Pork blade roast mancour...


I believe I originally read about this recipe in a cooking magazine that I subscribe to, Bon Appetit, but haven't been able to find it on the Internet since.  I was intrigued by the combination of prunes and cranberry juice which I had never considered combining.  So, I decided to try the recipe which, I believe, had its origins in Spain.

The recipe called for using a "bone-in" pork loin roast (the bones add great flavor).  When one isn't on sale, a pork loin roast can be a bit expensive (but, I must add, worth the expense when you want to present your guests a beautiful roast...presentation is important, after all).  So, when I went shopping at Giant's and pork loin roasts weren't on sale, I found a pork blade roast which was very inexpensive.  Compared to the pork loin, the blade roast has flatter bones which hold a goodly amount of meat.  The blade roast also has a flap of what will become sumptuous meat; the flap is attached to the blades but will separate during roasting, as the fat melts away.  The good news is that the cheaper cut is more juicy and has a lot more flavor due to the presence of the fat and (like roasting a pork shoulder) most of that disappears by the time the roast is done.  As with getting married, the tradeoff here is "flavor" for "looks."
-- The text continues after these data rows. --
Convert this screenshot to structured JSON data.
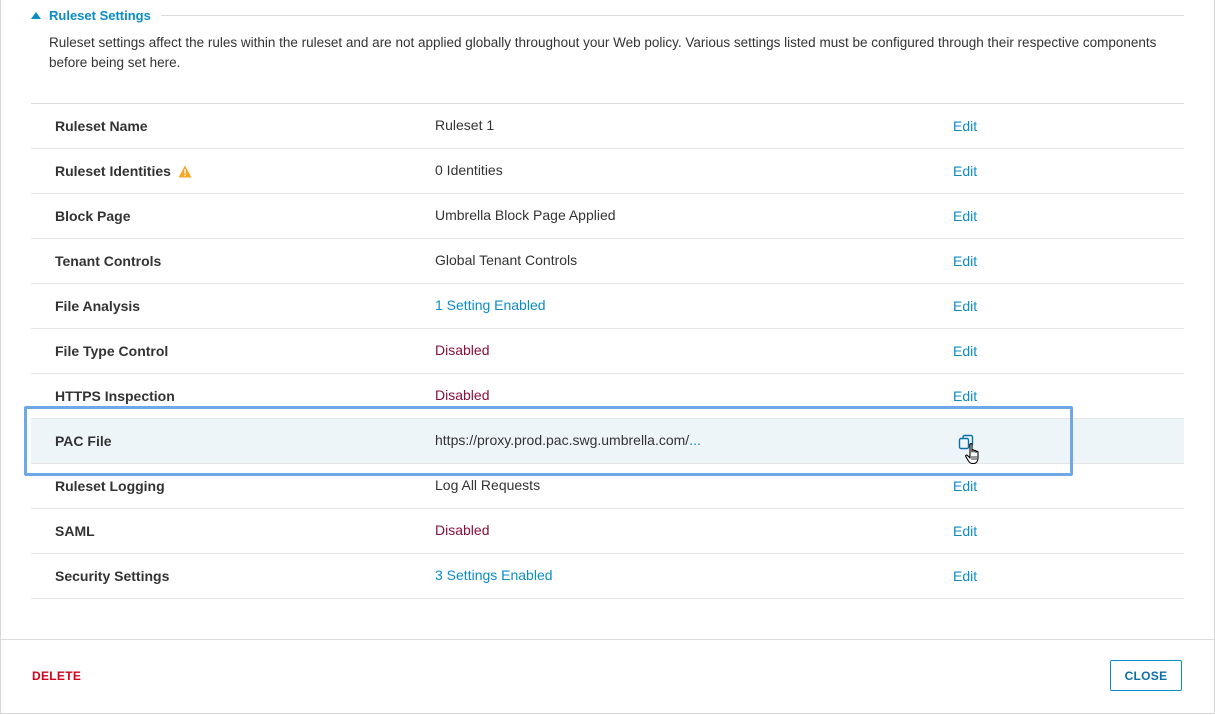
{
  "section": {
    "title": "Ruleset Settings",
    "description": "Ruleset settings affect the rules within the ruleset and are not applied globally throughout your Web policy. Various settings listed must be configured through their respective components before being set here."
  },
  "rows": [
    {
      "name": "Ruleset Name",
      "value": "Ruleset 1",
      "action": "Edit"
    },
    {
      "name": "Ruleset Identities",
      "value": "0 Identities",
      "action": "Edit"
    },
    {
      "name": "Block Page",
      "value": "Umbrella Block Page Applied",
      "action": "Edit"
    },
    {
      "name": "Tenant Controls",
      "value": "Global Tenant Controls",
      "action": "Edit"
    },
    {
      "name": "File Analysis",
      "value": "1 Setting Enabled",
      "action": "Edit"
    },
    {
      "name": "File Type Control",
      "value": "Disabled",
      "action": "Edit"
    },
    {
      "name": "HTTPS Inspection",
      "value": "Disabled",
      "action": "Edit"
    },
    {
      "name": "PAC File",
      "value": "https://proxy.prod.pac.swg.umbrella.com/",
      "value_more": "...",
      "action": ""
    },
    {
      "name": "Ruleset Logging",
      "value": "Log All Requests",
      "action": "Edit"
    },
    {
      "name": "SAML",
      "value": "Disabled",
      "action": "Edit"
    },
    {
      "name": "Security Settings",
      "value": "3 Settings Enabled",
      "action": "Edit"
    }
  ],
  "icons": {
    "warning": "warning-triangle-icon",
    "copy": "copy-icon",
    "cursor": "hand-pointer-icon"
  },
  "colors": {
    "accent": "#0a8cc9",
    "disabled": "#8a0f3c",
    "warning": "#f5a623",
    "delete": "#d0021b",
    "highlight": "#6ea8e8"
  },
  "footer": {
    "delete_label": "DELETE",
    "close_label": "CLOSE"
  }
}
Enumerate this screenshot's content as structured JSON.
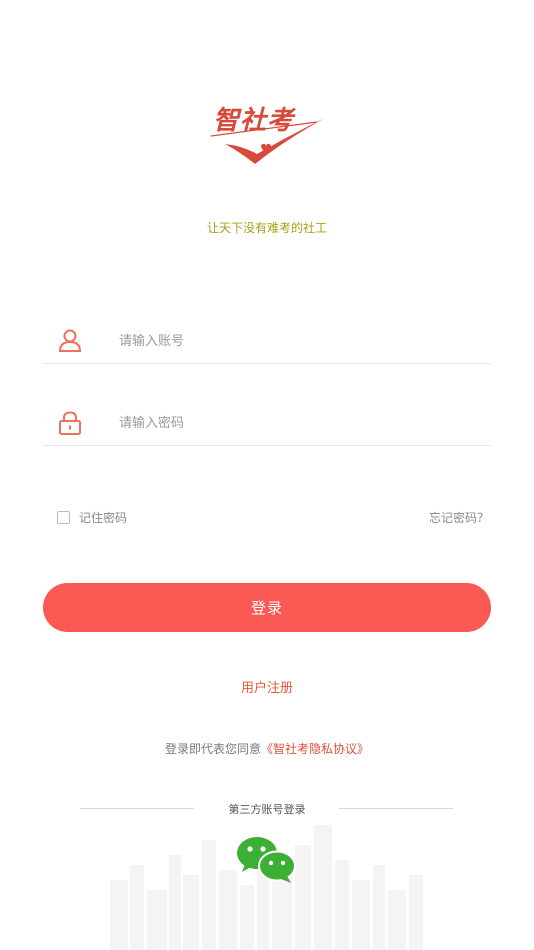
{
  "logo": {
    "text": "智社考"
  },
  "slogan": "让天下没有难考的社工",
  "form": {
    "username_placeholder": "请输入账号",
    "password_placeholder": "请输入密码",
    "remember_label": "记住密码",
    "forgot_label": "忘记密码？",
    "login_label": "登录",
    "register_label": "用户注册"
  },
  "agreement": {
    "prefix": "登录即代表您同意",
    "link": "《智社考隐私协议》"
  },
  "third_party": {
    "title": "第三方账号登录",
    "provider_icon": "wechat-icon"
  },
  "colors": {
    "accent": "#fb5953",
    "link": "#e04e3b",
    "slogan": "#a8a21a",
    "icon": "#f07060",
    "wechat": "#3cb034"
  }
}
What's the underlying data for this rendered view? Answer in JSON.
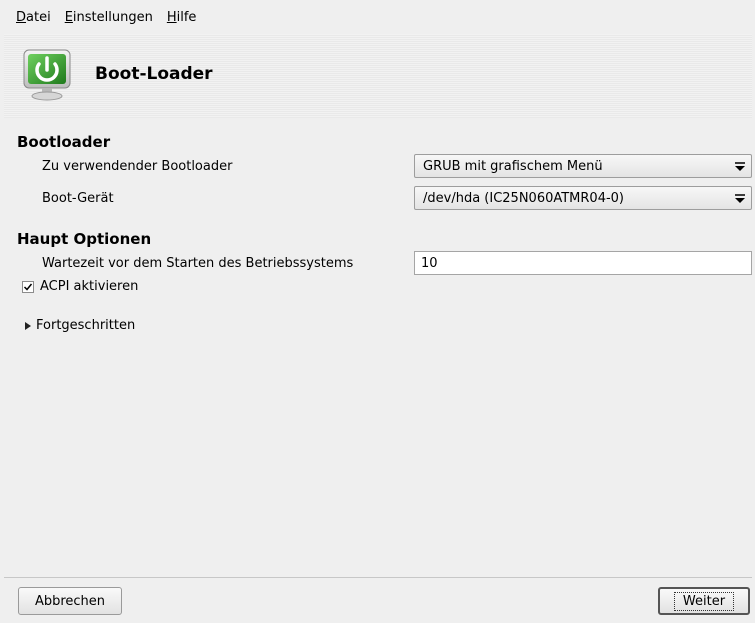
{
  "menubar": {
    "items": [
      {
        "first": "D",
        "rest": "atei"
      },
      {
        "first": "E",
        "rest": "instellungen"
      },
      {
        "first": "H",
        "rest": "ilfe"
      }
    ]
  },
  "header": {
    "title": "Boot-Loader",
    "icon": "bootloader-power-monitor-icon"
  },
  "bootloader_section": {
    "title": "Bootloader",
    "loader_label": "Zu verwendender Bootloader",
    "loader_value": "GRUB mit grafischem Menü",
    "device_label": "Boot-Gerät",
    "device_value": "/dev/hda (IC25N060ATMR04-0)"
  },
  "main_options": {
    "title": "Haupt Optionen",
    "timeout_label": "Wartezeit vor dem Starten des Betriebssystems",
    "timeout_value": "10",
    "acpi_label": "ACPI aktivieren",
    "acpi_checked": true
  },
  "advanced": {
    "label": "Fortgeschritten"
  },
  "buttons": {
    "cancel": "Abbrechen",
    "next": "Weiter"
  },
  "colors": {
    "background": "#efefef",
    "icon_green": "#3aa32f"
  }
}
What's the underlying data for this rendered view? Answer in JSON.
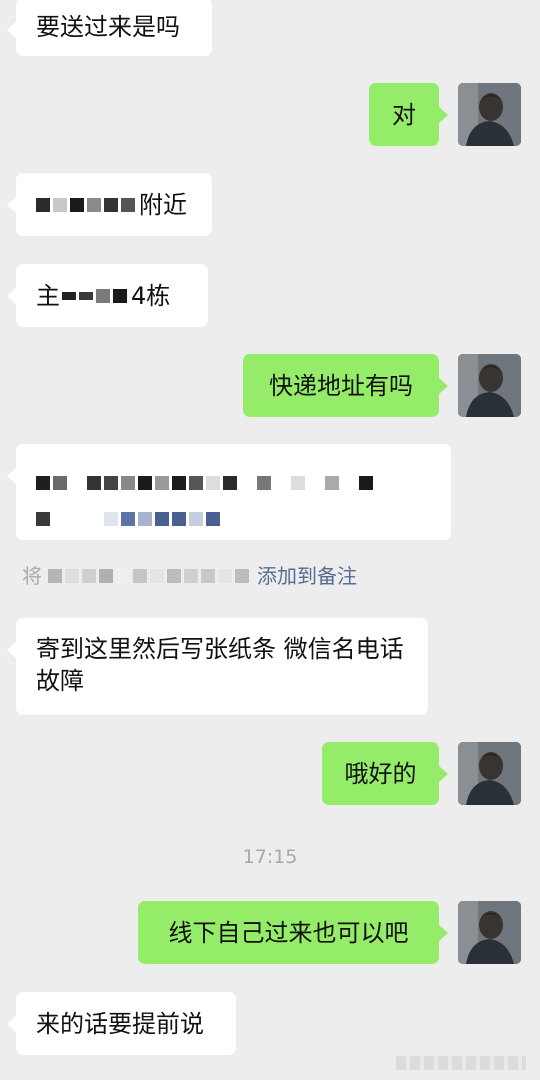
{
  "messages": {
    "m1": "要送过来是吗",
    "m2": "对",
    "m3_suffix": "附近",
    "m4_prefix": "主",
    "m4_suffix": "4栋",
    "m5": "快递地址有吗",
    "m7": "寄到这里然后写张纸条 微信名电话 故障",
    "m8": "哦好的",
    "m9": "线下自己过来也可以吧",
    "m10": "来的话要提前说"
  },
  "address_hint": {
    "prefix": "将",
    "link": "添加到备注"
  },
  "timestamp": "17:15",
  "colors": {
    "background": "#ededed",
    "incoming": "#ffffff",
    "outgoing": "#95ec69",
    "link": "#576b95"
  }
}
Making the roast is pretty easy.  However, it is a bit time intensive in that, like any roast, a pork blade roast has to be prepped and browned and the sauce has to be made.  But, by following the recipe as I've set it out below, everything comes together very nicely in a succulent pork blade roast that is topped with a prune-cranberry sauce, served atop a great spinach recipe with an interesting type of mashed potatoes on the side.  If you are pressed for time, you can make this same recipe using pork loin chops. (I suggest asking your butcher cut them 2" thick, on the bone.)  I've included this variation in the recipe below.  A good Merlot provides an excellent accompaniment.



An additional note about the mashed potatoes.  I read about this variation and thought to myself, "This is weird!  Who'd ever eat potatoes mashed with applesauce rather than cream?"  Well, that provided enough of a motive to test out the recipe, which basically requires nothing more than making regular mashed potatoes while substituting apple sauce (any kind in a jar, sweetened, or better yet, homemade) for the cream (or milk or half-and-half).  The mashed potatoes taste just ever-so-slightly different with an interesting flavor ("Hmm...there's something different here...these don't taste like Mom's mashed potatoes!  Are you trying to poison me?) that it is virtually impossible to identify.



Like the idea?  Here's the recipe:



Want to go back to The Motley Monk homepage?  Click on the button: